This beautifully scaled and finely detailed building, with exceptionally fine interiors, is a tour de force of restrained neo-classical design and an outstanding example of American civil architecture. The design of the building, based on a traditional Renaissance palazzo, is the first use of the Italianate style for an important public building in America; it also was the first use of marble for one of Washington’s public buildings. Both architect Robert Mills and his contemporaries considered the building his masterwork.
In the late 1890s, upon completion of the new Post Office building on Pennsylvania Avenue (now known as the Old Post Office), Congress transferred the building to the Secretary of the Interior. After this transfer, it housed the General Land Office and the Bureau of Education. One of the government’s first central power, heating, and lighting plants, located in the basement, served the Pension Office, the Patent Office, Court House, Court of Appeals, and Bureau of Mines. The Interior Department's occupancy continued until 1917, when its new offices were completed at 18th and F Streets (see Interior Department Offices). After the U.S. entered World War I, the Army operated the National Selective Service Board from the building, and in 1919, General John J. Pershing occupied the building while preparing his final reports as Commander-in-Chief of the American Expeditionary Forces. After Pershing’s departure in 1921, the Tariff Commission first occupied part of the building, and from 1940 until about 1990 it occupied most of the structure.

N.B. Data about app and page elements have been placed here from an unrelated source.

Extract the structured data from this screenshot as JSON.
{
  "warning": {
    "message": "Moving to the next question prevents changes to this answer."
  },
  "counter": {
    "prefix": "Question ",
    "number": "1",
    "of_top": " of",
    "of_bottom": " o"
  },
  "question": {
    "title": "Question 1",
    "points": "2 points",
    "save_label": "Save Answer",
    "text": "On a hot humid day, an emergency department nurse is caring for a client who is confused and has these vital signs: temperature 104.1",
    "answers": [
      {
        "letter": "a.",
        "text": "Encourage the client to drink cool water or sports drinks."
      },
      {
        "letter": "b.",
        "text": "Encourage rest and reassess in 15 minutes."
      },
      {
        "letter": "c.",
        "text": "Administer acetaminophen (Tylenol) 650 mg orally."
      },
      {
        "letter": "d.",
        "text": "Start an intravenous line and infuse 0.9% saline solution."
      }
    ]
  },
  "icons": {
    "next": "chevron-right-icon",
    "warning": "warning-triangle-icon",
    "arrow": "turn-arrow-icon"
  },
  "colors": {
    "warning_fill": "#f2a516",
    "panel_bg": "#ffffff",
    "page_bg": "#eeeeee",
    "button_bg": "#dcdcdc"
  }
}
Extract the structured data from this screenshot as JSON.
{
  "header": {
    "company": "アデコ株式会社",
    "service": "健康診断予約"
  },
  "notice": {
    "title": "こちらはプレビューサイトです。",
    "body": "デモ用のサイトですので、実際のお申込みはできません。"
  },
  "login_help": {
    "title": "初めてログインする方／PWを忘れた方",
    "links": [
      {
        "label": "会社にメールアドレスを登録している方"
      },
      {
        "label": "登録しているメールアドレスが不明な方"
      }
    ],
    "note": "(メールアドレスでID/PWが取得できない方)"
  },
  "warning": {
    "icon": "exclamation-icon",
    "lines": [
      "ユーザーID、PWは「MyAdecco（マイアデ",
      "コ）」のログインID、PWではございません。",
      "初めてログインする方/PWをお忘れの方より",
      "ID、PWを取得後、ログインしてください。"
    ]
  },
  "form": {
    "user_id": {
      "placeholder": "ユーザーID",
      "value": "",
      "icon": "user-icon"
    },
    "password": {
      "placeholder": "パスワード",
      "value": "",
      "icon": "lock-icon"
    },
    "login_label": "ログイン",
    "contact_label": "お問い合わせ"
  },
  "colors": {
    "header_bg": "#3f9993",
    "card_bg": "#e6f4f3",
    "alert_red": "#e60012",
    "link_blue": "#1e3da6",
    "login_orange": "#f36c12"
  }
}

Although built in sections, the exterior is a harmonious composition, articulated by Corinthian pilasters and columns, with only minor differences in detail. The Mills wing is of New York marble, and the Walter section of Maryland marble. The keystone above the 8th Street carriageway entrance displays a carved female head representing Fidelity, and bas-reliefs in the spandrels of winged figures bearing a thunderbird and locomotive, symbolizing Electricity and Steam, respectively. These were sculpted by Guido Butti in 1856. Outstanding interior features in the Mills wing include barrel-vaulted corridors with plaster friezes on the main floor, two graceful curved cantilevered granite stairways in domed alcoves, and the vaulted third floor main hall with a domed central skylight.
DC Inventory: November 8, 1964
National Register: March 24, 1969
National Historic Landmark: November 11, 1971